Melanie was doing the same.  She traveled to Seattle during our five-week class.  I sent her to Flora for dinner and Molly Moon’s for ice cream – honey lavender.  I was happy to see her.

Sifting through the pieces, I admired other’s work.  A deeply tinted bud vase, kissed with a tear drop of shiny blue.  A sculpted hand.  Melanie’s star-shaped badge, stamped with the word “rock.”  She wasn’t thrilled with how the glaze turned out.  I thought it looked awesome.

Kevin was there too.  A principal dancer with Hubbard Street and a fine beginning potter.  I got to know him a little bit one Saturday evening when we both went in to the studio to practice.  I watched bowl after bowl come off of his wheel while I just tried to master centering.  I never did.

And Lori.  We met a couple of weeks ago.  She was glazing a lidded pot with a brush.  She had etched cherry blossoms on to the side.  It was elegant.  Lovely.  The kind of work I dreamed of making but felt years away from.

That same evening, she showed me some tea cups she made.  Delicate cone shapes with carved out handles that looked like wood.

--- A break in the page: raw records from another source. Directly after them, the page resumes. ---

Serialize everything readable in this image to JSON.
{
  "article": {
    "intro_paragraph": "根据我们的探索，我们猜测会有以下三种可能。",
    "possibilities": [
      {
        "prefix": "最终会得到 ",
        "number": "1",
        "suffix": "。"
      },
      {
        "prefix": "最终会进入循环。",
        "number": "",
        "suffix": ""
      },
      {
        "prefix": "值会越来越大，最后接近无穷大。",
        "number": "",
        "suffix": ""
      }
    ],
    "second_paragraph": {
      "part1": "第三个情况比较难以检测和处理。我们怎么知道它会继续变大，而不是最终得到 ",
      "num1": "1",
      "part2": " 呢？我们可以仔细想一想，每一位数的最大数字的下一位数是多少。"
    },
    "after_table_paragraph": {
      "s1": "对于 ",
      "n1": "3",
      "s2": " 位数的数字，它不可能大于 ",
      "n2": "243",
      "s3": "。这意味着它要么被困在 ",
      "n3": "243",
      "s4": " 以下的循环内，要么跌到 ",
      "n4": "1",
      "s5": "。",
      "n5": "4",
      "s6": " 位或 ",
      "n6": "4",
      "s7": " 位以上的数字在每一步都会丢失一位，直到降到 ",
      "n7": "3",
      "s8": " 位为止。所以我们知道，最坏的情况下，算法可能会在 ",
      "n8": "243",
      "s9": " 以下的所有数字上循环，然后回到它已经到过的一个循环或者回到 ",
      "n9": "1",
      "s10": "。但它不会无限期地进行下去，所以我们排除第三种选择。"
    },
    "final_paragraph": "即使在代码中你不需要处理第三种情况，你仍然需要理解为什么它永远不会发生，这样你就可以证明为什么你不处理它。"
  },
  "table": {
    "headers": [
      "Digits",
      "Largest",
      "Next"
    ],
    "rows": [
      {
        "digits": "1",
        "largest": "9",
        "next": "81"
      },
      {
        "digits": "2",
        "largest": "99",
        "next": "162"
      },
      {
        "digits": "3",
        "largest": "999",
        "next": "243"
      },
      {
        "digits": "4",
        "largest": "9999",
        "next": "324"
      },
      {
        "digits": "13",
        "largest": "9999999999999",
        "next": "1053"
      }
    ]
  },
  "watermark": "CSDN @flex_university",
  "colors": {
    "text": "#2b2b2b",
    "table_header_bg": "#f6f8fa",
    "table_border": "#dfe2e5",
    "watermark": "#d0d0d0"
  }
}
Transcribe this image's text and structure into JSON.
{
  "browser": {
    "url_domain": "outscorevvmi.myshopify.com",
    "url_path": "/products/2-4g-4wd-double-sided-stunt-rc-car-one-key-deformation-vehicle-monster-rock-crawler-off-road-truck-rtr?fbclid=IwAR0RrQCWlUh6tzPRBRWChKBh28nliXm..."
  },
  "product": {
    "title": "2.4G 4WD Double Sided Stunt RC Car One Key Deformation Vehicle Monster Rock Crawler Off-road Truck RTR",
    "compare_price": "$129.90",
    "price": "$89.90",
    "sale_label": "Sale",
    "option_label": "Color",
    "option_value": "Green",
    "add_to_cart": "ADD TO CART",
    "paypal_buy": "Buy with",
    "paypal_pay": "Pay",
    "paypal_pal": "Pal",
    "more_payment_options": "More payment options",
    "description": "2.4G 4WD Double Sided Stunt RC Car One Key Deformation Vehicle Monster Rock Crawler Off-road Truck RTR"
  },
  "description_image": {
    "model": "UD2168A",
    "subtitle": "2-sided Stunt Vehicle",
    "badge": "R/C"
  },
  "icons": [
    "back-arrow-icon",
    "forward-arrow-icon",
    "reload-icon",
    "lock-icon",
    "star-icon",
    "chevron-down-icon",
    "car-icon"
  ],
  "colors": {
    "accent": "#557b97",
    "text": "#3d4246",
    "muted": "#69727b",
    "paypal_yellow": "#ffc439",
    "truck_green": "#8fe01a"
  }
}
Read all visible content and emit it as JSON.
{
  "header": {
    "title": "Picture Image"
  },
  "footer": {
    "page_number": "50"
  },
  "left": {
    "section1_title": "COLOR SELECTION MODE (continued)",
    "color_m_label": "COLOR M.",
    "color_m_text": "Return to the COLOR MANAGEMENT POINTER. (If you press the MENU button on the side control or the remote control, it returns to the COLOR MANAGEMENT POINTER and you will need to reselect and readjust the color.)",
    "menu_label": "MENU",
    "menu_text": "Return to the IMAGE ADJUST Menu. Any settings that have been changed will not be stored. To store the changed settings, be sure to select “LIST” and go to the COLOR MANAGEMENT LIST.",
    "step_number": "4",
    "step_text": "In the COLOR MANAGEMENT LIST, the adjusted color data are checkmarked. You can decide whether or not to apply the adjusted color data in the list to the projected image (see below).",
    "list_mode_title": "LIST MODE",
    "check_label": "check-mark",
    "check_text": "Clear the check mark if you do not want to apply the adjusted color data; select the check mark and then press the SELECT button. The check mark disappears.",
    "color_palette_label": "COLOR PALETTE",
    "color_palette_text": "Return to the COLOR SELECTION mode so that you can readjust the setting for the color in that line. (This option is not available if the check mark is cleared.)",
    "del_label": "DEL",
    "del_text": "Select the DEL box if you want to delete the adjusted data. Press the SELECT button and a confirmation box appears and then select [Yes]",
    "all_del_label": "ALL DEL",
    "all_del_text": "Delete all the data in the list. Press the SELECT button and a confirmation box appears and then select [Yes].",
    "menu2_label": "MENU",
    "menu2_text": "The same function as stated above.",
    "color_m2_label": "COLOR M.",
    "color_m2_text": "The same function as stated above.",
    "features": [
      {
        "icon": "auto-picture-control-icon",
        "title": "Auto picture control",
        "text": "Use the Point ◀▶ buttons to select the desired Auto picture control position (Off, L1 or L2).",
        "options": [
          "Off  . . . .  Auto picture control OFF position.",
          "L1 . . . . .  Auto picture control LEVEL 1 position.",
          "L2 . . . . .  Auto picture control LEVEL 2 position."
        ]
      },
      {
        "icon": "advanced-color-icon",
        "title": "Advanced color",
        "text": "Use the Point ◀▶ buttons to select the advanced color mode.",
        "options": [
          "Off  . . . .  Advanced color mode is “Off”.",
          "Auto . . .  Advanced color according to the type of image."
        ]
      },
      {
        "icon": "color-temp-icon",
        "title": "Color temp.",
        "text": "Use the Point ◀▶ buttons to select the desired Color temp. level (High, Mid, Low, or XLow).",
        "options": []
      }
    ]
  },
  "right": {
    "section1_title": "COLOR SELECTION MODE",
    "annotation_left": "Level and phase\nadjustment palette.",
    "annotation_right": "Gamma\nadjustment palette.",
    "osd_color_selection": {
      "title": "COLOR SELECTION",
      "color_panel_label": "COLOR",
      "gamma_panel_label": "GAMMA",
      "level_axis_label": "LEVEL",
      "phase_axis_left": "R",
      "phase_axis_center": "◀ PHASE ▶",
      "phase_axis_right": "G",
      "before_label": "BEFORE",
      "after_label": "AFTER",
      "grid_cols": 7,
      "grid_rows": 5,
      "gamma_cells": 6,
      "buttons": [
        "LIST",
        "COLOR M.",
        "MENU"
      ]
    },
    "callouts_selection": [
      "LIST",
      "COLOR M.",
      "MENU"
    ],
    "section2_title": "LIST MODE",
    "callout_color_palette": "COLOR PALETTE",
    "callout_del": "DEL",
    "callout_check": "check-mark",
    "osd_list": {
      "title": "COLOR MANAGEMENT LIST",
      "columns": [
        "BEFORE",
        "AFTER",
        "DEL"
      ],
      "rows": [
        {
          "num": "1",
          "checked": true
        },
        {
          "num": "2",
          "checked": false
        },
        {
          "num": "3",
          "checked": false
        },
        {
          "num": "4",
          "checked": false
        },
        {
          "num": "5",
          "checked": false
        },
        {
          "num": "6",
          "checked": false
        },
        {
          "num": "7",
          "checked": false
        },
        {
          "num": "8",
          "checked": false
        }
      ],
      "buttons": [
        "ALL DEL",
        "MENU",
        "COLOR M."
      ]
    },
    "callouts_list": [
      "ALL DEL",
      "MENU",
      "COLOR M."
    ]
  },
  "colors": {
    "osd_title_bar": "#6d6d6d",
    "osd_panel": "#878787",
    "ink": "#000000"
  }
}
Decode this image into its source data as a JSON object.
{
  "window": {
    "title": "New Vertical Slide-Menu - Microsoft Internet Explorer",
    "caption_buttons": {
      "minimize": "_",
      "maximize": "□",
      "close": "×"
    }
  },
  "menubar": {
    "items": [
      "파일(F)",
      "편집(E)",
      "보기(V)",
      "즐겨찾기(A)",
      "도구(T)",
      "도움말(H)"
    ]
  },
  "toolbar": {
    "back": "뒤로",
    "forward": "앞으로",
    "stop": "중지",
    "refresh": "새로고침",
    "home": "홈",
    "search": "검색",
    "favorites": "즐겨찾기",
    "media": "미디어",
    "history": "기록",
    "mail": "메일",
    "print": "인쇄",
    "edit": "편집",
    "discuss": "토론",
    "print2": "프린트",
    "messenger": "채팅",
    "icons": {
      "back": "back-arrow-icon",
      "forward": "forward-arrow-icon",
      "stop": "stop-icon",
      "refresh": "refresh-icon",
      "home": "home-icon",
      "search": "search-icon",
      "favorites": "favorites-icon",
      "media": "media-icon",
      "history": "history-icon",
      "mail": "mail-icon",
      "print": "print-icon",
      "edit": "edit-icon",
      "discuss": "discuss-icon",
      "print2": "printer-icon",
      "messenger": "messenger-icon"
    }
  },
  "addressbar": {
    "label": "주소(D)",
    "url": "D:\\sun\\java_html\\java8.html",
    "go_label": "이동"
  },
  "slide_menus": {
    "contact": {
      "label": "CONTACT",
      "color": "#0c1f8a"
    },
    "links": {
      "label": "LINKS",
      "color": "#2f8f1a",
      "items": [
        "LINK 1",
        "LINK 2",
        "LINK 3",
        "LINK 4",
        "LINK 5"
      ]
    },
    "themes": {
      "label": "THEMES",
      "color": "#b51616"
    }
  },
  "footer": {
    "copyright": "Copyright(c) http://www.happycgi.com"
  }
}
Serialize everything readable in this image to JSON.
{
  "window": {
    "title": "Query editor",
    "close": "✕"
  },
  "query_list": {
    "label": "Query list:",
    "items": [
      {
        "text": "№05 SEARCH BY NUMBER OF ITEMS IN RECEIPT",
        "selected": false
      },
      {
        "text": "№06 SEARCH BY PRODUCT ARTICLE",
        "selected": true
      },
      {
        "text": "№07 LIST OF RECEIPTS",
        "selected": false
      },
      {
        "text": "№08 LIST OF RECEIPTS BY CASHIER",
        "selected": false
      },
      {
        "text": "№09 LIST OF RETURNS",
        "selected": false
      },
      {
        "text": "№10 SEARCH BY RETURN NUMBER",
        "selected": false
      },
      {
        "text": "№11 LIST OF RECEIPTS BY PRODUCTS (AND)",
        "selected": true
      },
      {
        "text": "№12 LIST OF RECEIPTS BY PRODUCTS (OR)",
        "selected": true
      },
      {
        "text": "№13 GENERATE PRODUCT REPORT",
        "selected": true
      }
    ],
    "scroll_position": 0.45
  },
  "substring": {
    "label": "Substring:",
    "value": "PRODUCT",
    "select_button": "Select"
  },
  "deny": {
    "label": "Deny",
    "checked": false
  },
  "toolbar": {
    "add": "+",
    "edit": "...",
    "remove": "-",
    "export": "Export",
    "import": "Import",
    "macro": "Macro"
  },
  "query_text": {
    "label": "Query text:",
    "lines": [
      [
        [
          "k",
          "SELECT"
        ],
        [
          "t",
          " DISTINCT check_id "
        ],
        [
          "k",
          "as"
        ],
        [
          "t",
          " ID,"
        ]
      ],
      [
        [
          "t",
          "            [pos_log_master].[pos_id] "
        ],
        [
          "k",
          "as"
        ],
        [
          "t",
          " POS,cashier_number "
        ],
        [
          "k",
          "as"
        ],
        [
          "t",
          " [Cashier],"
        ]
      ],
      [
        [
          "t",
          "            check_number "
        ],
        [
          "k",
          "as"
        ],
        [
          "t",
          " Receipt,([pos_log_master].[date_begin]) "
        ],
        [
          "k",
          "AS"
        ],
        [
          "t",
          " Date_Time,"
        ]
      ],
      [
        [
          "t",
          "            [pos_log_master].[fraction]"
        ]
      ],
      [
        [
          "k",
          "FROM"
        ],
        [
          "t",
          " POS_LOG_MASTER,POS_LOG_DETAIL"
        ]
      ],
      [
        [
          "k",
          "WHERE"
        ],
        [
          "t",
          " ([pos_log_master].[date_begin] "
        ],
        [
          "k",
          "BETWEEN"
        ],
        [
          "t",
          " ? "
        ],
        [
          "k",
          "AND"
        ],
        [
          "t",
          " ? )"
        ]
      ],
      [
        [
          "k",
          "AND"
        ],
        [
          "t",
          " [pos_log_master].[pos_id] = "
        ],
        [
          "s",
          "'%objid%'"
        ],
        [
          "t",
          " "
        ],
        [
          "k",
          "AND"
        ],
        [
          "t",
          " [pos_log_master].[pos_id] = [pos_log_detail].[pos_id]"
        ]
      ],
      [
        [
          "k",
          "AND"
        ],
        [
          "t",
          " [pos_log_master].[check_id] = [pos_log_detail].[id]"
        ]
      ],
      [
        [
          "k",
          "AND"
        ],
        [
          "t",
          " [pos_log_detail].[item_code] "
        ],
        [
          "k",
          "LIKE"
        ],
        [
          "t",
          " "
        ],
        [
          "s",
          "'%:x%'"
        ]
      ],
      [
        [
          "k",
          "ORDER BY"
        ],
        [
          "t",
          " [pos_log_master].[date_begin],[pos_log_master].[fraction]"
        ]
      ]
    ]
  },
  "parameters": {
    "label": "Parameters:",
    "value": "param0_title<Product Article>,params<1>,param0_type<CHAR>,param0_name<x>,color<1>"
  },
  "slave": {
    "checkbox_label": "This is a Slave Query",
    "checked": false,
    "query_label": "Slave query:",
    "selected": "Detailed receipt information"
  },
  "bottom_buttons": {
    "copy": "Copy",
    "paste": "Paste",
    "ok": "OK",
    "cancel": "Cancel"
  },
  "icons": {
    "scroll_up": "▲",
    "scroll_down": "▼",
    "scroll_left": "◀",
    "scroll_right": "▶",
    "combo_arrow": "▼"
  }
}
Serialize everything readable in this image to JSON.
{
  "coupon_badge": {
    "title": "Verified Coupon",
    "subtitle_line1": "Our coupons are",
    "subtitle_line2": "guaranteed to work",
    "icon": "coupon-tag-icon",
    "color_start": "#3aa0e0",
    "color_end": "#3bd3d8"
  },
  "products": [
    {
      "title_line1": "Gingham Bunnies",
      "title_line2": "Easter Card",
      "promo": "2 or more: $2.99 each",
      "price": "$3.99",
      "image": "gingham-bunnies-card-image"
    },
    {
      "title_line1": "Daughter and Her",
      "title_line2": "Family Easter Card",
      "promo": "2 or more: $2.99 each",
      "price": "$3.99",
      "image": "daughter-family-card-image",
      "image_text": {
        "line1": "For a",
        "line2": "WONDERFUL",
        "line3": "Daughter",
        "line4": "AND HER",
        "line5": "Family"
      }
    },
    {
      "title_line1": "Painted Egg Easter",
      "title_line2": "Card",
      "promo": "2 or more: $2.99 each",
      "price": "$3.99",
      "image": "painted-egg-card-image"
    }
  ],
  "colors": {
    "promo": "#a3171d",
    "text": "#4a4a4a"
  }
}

Porcelain – glazed yellow salt.

She’s been throwing for just 10 months.  It looks like 10 years.

2013-08-03 16.47.16Eventually I found my pieces.  The slab tray buckled.  It was too thin.  But the bowl that Lori helped me glaze looked pretty good – my best piece yet.  She said my mug looked really good.  I told her it wasn’t my work, that Robert made it and gave it to me to glaze.  We laughed.

I told her about Nin and not wanting to glaze.

She told me about her best friend unexpectedly dying and how she wanted to cocoon but knew he wouldn’t want that.  That he would want her out in the street calling his name.  So she did.

We talked about pottery and writing and relationships.  She helped me glaze one of the mugs, filling the inside with one of the variety of whites.  And when it was dry we lowered it into a vat of rutile blue, then turned it upside-down and “kissed” the glaze a final time around the rim.

I watched her glaze several more lidded pots, a large tea-cup like the smaller ones she had shown me, and a tall, thin bottle – lowering it into the vat with her finger tucked inside.

I watched the patience and care she devoted to each piece.  I do not have that patience.  I am not so exacting.  At least not in this moment.  Not about pottery.  I realized this is what anything “good” requires – attention, time, care.

The same attention, time and care I take with my writing, my food, my clothing.  The same attention, time and care my ex takes with the cats, Nin and Maude.  The very reason I left them with him.

I put my pieces on the cart to be glazed.  Wrapped my finished bowl and tray in newspaper and put them in my bag.  I thanked Lori for her help and said goodbye to Melanie and Kevin.

Seems I wasn’t quite done.

Turns out, neither is Nin.  I talked to my ex.  He couldn’t get an appointment with a vet until Sunday.  He said she seems comfortable.  Slow, but comfortable.  Purring.  I trust him.  I trust his attention, time and care.  I always did.